START SUPPLIED INFORMATION

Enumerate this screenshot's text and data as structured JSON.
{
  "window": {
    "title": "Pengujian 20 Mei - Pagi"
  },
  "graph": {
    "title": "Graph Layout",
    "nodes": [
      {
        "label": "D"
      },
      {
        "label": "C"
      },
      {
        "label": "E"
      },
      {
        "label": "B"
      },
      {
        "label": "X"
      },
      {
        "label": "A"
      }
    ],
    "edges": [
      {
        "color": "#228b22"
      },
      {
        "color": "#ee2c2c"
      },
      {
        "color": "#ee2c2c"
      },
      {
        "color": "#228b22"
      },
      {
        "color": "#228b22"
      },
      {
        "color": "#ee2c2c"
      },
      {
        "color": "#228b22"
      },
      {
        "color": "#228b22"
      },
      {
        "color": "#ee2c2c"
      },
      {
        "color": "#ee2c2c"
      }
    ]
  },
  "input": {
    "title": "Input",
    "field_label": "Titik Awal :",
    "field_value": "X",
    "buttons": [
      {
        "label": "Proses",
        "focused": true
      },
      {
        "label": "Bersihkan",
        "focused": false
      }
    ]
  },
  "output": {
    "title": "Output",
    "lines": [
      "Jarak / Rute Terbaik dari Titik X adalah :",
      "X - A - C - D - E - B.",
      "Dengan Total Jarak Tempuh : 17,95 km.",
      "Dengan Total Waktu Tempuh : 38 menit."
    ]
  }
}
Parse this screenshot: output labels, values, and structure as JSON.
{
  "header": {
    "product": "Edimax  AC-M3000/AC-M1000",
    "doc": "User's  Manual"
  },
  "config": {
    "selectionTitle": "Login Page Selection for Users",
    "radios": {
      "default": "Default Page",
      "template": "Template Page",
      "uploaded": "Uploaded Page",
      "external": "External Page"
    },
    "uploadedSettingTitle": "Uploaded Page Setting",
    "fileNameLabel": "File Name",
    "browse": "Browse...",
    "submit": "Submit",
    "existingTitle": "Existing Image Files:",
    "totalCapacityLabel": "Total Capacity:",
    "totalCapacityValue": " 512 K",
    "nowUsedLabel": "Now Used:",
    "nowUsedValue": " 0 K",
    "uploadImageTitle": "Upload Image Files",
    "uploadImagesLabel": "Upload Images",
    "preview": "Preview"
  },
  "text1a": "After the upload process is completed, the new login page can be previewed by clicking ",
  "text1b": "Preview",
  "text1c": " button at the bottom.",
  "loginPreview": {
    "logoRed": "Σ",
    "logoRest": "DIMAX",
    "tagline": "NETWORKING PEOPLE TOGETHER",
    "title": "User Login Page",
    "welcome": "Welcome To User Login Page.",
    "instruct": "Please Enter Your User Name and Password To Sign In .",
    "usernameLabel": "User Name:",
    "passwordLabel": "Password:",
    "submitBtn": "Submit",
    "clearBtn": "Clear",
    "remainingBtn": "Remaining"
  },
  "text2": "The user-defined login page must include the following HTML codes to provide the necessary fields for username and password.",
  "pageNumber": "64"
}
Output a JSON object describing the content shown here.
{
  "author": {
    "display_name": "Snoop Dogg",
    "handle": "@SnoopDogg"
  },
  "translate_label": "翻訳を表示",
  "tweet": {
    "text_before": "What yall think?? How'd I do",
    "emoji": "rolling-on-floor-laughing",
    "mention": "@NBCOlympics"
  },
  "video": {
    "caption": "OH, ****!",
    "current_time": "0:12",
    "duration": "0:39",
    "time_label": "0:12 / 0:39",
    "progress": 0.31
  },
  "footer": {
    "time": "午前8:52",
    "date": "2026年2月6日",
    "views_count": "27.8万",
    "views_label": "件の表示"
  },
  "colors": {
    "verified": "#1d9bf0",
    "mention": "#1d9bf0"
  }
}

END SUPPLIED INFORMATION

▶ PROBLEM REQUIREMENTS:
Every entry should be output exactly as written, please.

▶ EXERCISE SOLUTION:
Enumerate this screenshot's text and data as structured JSON.
{
  "window": {
    "title": "Pengujian 20 Mei - Pagi"
  },
  "graph": {
    "title": "Graph Layout",
    "nodes": [
      {
        "label": "D"
      },
      {
        "label": "C"
      },
      {
        "label": "E"
      },
      {
        "label": "B"
      },
      {
        "label": "X"
      },
      {
        "label": "A"
      }
    ],
    "edges": [
      {
        "color": "#228b22"
      },
      {
        "color": "#ee2c2c"
      },
      {
        "color": "#ee2c2c"
      },
      {
        "color": "#228b22"
      },
      {
        "color": "#228b22"
      },
      {
        "color": "#ee2c2c"
      },
      {
        "color": "#228b22"
      },
      {
        "color": "#228b22"
      },
      {
        "color": "#ee2c2c"
      },
      {
        "color": "#ee2c2c"
      }
    ]
  },
  "input": {
    "title": "Input",
    "field_label": "Titik Awal :",
    "field_value": "X",
    "buttons": [
      {
        "label": "Proses",
        "focused": true
      },
      {
        "label": "Bersihkan",
        "focused": false
      }
    ]
  },
  "output": {
    "title": "Output",
    "lines": [
      "Jarak / Rute Terbaik dari Titik X adalah :",
      "X - A - C - D - E - B.",
      "Dengan Total Jarak Tempuh : 17,95 km.",
      "Dengan Total Waktu Tempuh : 38 menit."
    ]
  }
}
Parse this screenshot: output labels, values, and structure as JSON.
{
  "header": {
    "product": "Edimax  AC-M3000/AC-M1000",
    "doc": "User's  Manual"
  },
  "config": {
    "selectionTitle": "Login Page Selection for Users",
    "radios": {
      "default": "Default Page",
      "template": "Template Page",
      "uploaded": "Uploaded Page",
      "external": "External Page"
    },
    "uploadedSettingTitle": "Uploaded Page Setting",
    "fileNameLabel": "File Name",
    "browse": "Browse...",
    "submit": "Submit",
    "existingTitle": "Existing Image Files:",
    "totalCapacityLabel": "Total Capacity:",
    "totalCapacityValue": " 512 K",
    "nowUsedLabel": "Now Used:",
    "nowUsedValue": " 0 K",
    "uploadImageTitle": "Upload Image Files",
    "uploadImagesLabel": "Upload Images",
    "preview": "Preview"
  },
  "text1a": "After the upload process is completed, the new login page can be previewed by clicking ",
  "text1b": "Preview",
  "text1c": " button at the bottom.",
  "loginPreview": {
    "logoRed": "Σ",
    "logoRest": "DIMAX",
    "tagline": "NETWORKING PEOPLE TOGETHER",
    "title": "User Login Page",
    "welcome": "Welcome To User Login Page.",
    "instruct": "Please Enter Your User Name and Password To Sign In .",
    "usernameLabel": "User Name:",
    "passwordLabel": "Password:",
    "submitBtn": "Submit",
    "clearBtn": "Clear",
    "remainingBtn": "Remaining"
  },
  "text2": "The user-defined login page must include the following HTML codes to provide the necessary fields for username and password.",
  "pageNumber": "64"
}
Output a JSON object describing the content shown here.
{
  "author": {
    "display_name": "Snoop Dogg",
    "handle": "@SnoopDogg"
  },
  "translate_label": "翻訳を表示",
  "tweet": {
    "text_before": "What yall think?? How'd I do",
    "emoji": "rolling-on-floor-laughing",
    "mention": "@NBCOlympics"
  },
  "video": {
    "caption": "OH, ****!",
    "current_time": "0:12",
    "duration": "0:39",
    "time_label": "0:12 / 0:39",
    "progress": 0.31
  },
  "footer": {
    "time": "午前8:52",
    "date": "2026年2月6日",
    "views_count": "27.8万",
    "views_label": "件の表示"
  },
  "colors": {
    "verified": "#1d9bf0",
    "mention": "#1d9bf0"
  }
}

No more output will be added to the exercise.